■ DATA EXTRACT

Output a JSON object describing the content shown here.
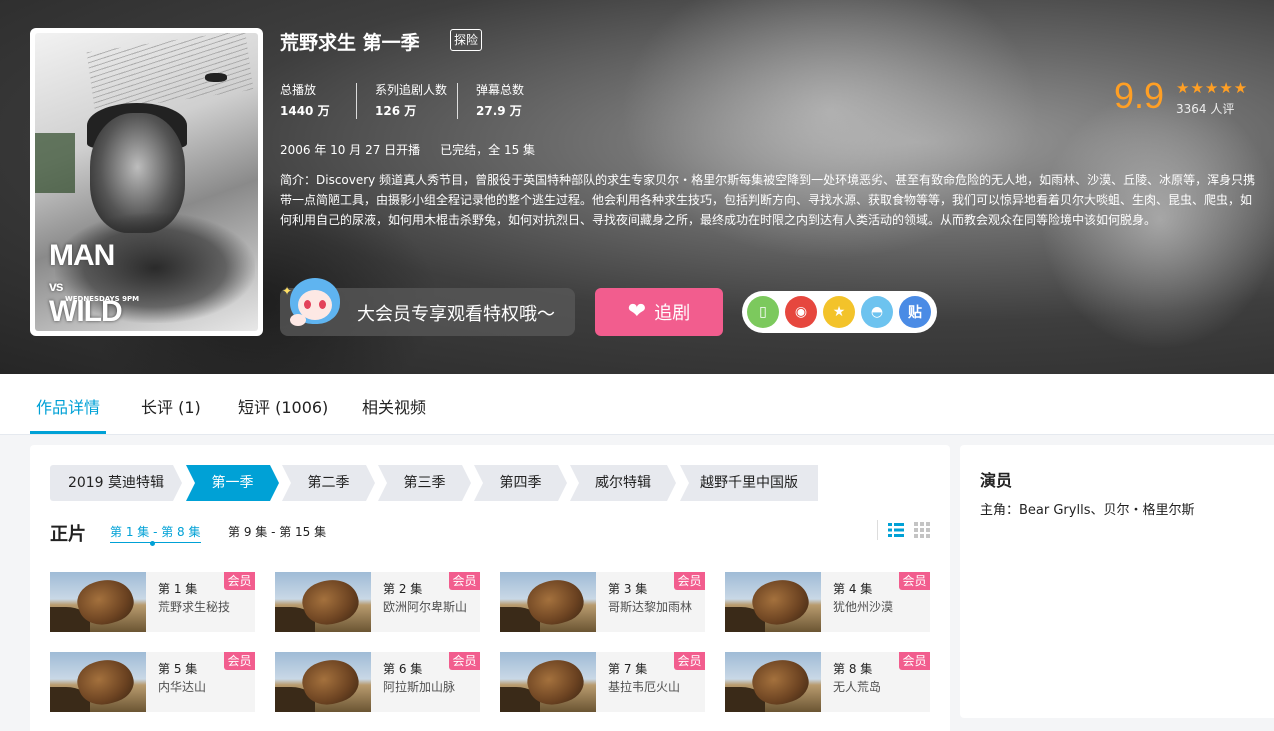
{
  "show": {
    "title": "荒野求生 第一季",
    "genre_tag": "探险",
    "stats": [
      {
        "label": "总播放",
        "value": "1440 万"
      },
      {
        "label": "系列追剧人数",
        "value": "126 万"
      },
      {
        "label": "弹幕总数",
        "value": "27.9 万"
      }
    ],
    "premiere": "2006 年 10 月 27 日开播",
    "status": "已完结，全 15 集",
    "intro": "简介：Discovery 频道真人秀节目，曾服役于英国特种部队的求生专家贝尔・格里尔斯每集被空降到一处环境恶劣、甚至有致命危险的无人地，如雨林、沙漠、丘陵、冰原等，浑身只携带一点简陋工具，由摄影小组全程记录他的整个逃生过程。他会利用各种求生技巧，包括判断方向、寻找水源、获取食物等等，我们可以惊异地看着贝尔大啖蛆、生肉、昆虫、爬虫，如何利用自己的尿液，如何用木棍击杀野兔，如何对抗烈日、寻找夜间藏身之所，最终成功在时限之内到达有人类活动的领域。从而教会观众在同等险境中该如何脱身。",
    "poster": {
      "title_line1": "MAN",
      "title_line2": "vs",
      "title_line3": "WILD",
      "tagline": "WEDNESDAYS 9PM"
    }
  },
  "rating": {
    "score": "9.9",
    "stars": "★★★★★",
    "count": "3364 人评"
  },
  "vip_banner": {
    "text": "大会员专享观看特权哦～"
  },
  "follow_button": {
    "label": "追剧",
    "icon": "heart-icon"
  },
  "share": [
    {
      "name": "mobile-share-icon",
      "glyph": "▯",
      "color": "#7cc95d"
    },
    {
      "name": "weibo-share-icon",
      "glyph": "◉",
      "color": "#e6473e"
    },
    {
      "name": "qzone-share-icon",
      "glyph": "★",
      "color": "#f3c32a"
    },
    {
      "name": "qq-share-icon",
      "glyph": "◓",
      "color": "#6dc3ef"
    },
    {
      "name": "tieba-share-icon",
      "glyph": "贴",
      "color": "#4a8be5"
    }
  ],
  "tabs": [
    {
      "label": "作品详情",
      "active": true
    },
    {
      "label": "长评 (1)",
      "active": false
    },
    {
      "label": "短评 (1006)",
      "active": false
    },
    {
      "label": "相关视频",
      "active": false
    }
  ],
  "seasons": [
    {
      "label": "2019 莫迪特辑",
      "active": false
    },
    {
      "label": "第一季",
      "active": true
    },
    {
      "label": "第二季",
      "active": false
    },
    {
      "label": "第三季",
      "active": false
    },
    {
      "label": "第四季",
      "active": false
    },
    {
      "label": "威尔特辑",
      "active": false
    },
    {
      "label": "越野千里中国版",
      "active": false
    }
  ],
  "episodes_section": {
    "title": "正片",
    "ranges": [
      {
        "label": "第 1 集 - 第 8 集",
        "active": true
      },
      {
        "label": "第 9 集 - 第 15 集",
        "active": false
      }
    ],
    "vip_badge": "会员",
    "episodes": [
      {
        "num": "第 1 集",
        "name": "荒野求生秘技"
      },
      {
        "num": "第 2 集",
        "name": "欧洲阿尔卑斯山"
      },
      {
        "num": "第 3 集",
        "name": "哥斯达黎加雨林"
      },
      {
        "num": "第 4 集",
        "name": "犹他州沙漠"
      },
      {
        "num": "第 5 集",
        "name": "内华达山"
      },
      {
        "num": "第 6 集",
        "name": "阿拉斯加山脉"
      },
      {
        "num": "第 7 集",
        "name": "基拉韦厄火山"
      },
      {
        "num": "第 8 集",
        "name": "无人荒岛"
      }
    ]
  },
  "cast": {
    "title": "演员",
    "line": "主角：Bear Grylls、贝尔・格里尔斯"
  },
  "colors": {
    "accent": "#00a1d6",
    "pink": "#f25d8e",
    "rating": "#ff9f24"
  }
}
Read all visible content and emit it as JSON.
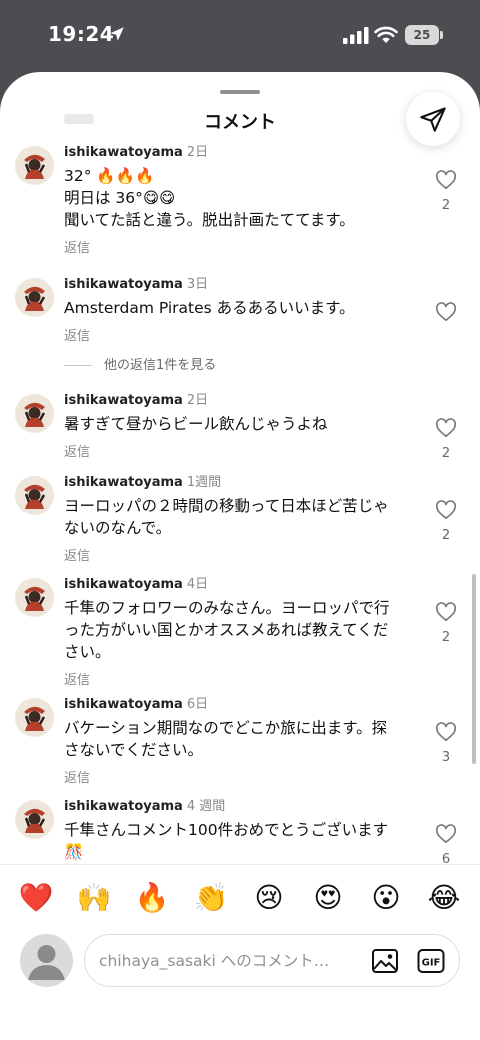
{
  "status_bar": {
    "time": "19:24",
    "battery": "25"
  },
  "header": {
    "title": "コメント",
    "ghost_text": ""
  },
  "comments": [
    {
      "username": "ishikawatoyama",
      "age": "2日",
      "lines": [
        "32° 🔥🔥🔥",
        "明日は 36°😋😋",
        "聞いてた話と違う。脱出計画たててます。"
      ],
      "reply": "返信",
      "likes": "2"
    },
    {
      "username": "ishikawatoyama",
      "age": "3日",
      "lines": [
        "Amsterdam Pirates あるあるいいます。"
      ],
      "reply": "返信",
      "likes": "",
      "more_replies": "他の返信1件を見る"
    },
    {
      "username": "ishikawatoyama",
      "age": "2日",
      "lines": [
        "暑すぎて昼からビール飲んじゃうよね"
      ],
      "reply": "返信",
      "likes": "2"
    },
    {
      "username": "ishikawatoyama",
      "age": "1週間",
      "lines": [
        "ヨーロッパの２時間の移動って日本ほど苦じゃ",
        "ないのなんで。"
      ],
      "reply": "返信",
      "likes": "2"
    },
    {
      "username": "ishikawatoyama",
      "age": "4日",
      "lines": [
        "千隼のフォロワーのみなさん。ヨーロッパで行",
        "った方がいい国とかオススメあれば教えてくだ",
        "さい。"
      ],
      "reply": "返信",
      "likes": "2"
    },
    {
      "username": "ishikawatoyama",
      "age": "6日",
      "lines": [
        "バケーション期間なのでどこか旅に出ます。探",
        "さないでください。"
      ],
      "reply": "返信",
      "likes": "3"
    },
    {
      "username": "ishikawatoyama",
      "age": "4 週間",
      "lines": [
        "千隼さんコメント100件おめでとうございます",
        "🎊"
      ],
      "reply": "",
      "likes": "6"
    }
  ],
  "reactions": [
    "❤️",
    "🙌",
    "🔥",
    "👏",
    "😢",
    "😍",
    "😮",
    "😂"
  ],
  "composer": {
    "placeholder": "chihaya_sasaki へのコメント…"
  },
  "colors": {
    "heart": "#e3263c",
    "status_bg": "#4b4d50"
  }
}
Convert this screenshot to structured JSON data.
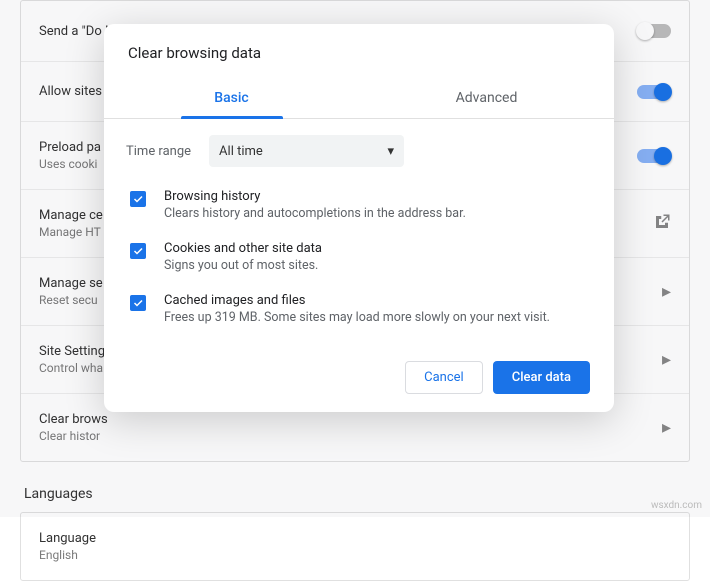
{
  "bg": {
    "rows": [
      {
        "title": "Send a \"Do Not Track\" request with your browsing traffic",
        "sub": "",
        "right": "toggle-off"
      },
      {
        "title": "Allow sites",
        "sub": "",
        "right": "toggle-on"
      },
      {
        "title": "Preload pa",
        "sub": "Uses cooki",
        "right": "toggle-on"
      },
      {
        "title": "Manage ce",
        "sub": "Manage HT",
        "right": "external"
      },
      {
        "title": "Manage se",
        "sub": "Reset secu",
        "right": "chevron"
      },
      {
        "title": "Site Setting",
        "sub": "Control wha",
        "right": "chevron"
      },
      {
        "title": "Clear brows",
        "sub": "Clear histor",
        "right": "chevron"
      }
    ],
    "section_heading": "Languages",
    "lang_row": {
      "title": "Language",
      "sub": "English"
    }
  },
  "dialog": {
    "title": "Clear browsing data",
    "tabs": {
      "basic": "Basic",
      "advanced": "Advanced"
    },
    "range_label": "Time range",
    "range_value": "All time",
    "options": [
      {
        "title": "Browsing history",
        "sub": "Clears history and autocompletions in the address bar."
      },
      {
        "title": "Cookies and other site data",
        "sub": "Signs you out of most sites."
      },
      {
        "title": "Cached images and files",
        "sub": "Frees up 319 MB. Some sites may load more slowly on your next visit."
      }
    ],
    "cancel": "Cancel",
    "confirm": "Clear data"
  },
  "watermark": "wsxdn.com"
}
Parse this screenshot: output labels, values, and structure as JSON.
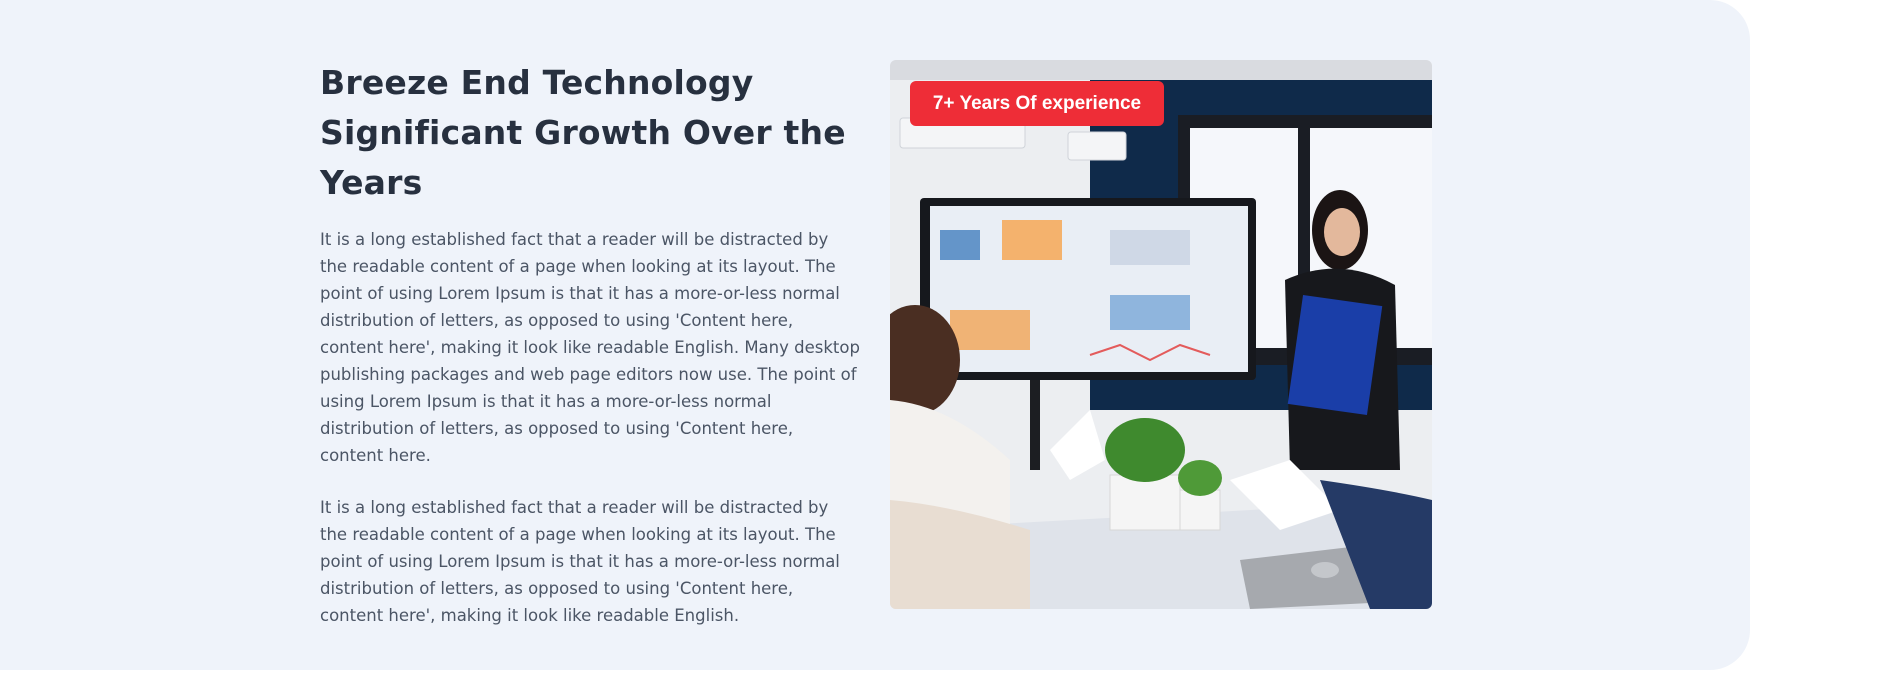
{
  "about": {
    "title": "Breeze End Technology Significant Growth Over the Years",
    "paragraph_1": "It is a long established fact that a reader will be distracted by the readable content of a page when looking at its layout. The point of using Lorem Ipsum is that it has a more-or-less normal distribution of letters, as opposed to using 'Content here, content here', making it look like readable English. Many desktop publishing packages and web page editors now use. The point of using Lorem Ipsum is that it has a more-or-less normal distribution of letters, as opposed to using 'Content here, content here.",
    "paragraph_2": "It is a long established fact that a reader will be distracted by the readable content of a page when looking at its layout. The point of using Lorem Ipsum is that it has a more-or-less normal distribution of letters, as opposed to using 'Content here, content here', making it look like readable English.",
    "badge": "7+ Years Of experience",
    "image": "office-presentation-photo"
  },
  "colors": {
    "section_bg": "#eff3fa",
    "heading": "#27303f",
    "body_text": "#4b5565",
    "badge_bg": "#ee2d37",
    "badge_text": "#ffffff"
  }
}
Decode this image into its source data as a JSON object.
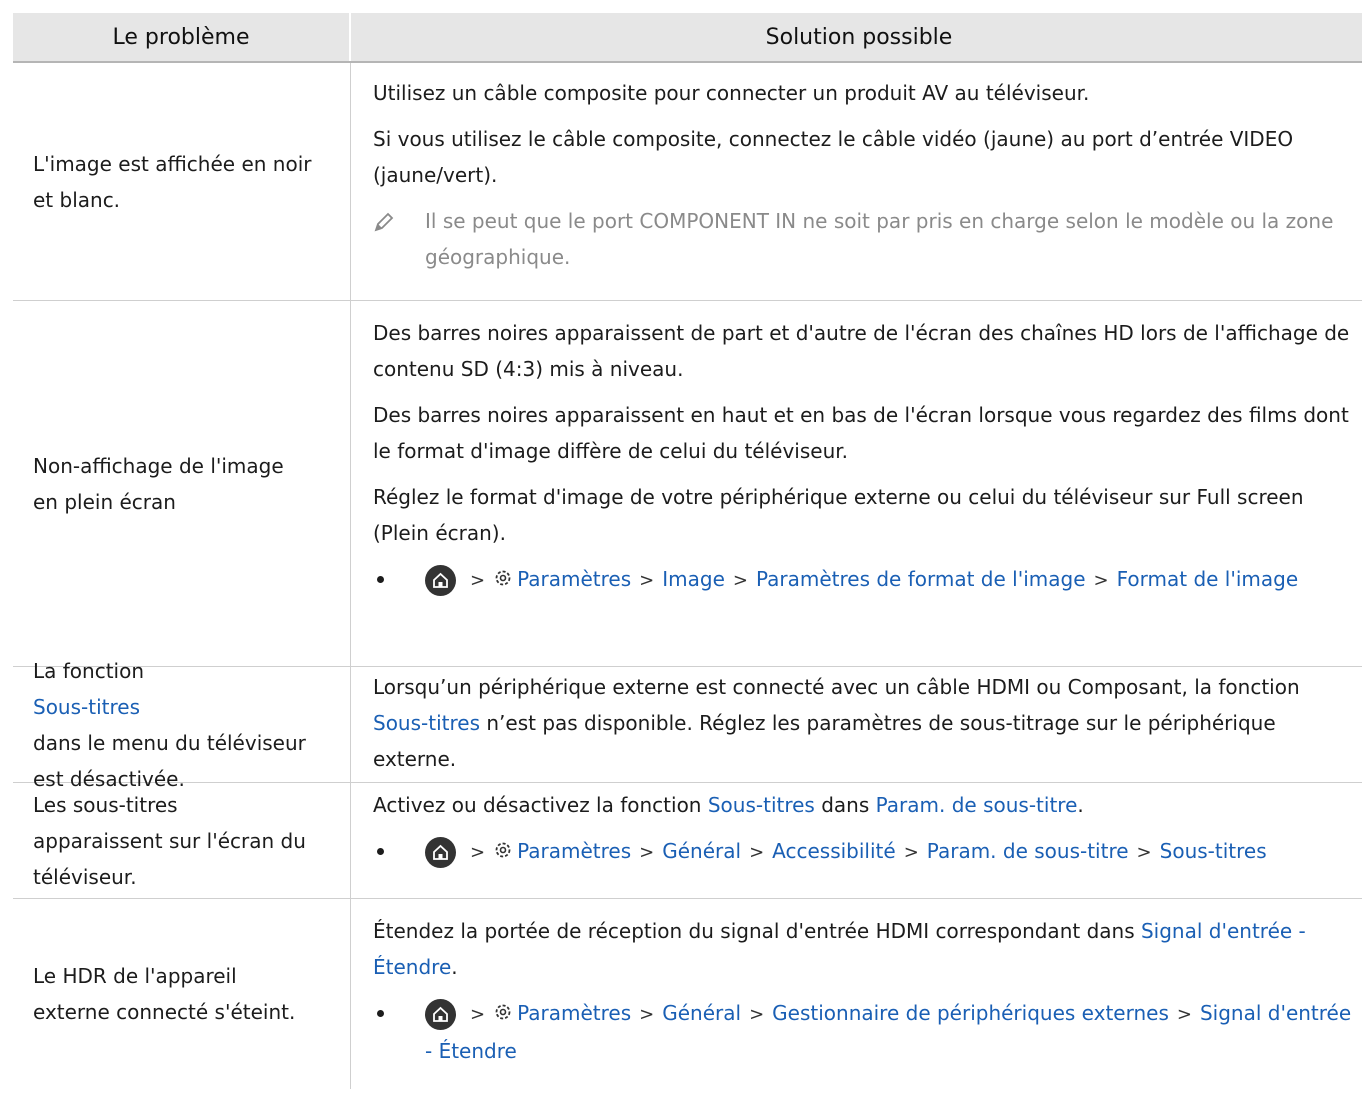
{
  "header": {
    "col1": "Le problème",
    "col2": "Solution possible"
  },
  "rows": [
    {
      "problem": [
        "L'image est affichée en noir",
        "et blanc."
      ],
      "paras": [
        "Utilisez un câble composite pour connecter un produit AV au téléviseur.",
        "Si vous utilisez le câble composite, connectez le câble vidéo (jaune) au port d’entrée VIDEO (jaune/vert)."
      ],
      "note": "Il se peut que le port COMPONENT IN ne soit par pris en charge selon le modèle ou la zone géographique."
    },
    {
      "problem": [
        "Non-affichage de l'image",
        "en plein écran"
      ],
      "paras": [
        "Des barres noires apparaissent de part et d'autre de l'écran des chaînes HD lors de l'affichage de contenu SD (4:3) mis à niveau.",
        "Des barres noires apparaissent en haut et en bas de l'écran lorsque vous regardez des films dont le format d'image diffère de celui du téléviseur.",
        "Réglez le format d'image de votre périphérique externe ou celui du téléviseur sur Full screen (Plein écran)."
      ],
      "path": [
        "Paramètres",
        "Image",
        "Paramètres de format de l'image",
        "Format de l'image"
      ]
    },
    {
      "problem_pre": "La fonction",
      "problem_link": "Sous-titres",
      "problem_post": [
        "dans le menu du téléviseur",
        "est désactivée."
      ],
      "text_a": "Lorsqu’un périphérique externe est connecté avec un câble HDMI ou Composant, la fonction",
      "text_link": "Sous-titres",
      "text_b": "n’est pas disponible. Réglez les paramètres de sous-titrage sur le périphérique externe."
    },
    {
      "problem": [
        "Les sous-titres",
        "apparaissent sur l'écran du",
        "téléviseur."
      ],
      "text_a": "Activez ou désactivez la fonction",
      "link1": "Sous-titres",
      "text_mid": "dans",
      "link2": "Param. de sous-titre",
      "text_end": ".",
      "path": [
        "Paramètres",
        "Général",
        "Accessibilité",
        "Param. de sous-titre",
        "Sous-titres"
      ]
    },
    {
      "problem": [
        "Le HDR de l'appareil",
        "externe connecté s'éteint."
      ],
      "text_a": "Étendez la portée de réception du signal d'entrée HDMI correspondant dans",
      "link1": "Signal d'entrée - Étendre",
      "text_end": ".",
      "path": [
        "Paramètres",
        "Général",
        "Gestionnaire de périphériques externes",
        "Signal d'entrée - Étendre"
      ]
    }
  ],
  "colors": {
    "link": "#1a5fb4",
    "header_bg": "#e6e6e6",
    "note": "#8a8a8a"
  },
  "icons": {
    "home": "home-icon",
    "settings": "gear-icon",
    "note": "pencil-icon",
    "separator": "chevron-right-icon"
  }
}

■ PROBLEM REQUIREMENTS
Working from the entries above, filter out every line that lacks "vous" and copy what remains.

■ REPLY
        "Si vous utilisez le câble composite, connectez le câble vidéo (jaune) au port d’entrée VIDEO (jaune/vert)."
        "Des barres noires apparaissent en haut et en bas de l'écran lorsque vous regardez des films dont le format d'image diffère de celui du téléviseur.",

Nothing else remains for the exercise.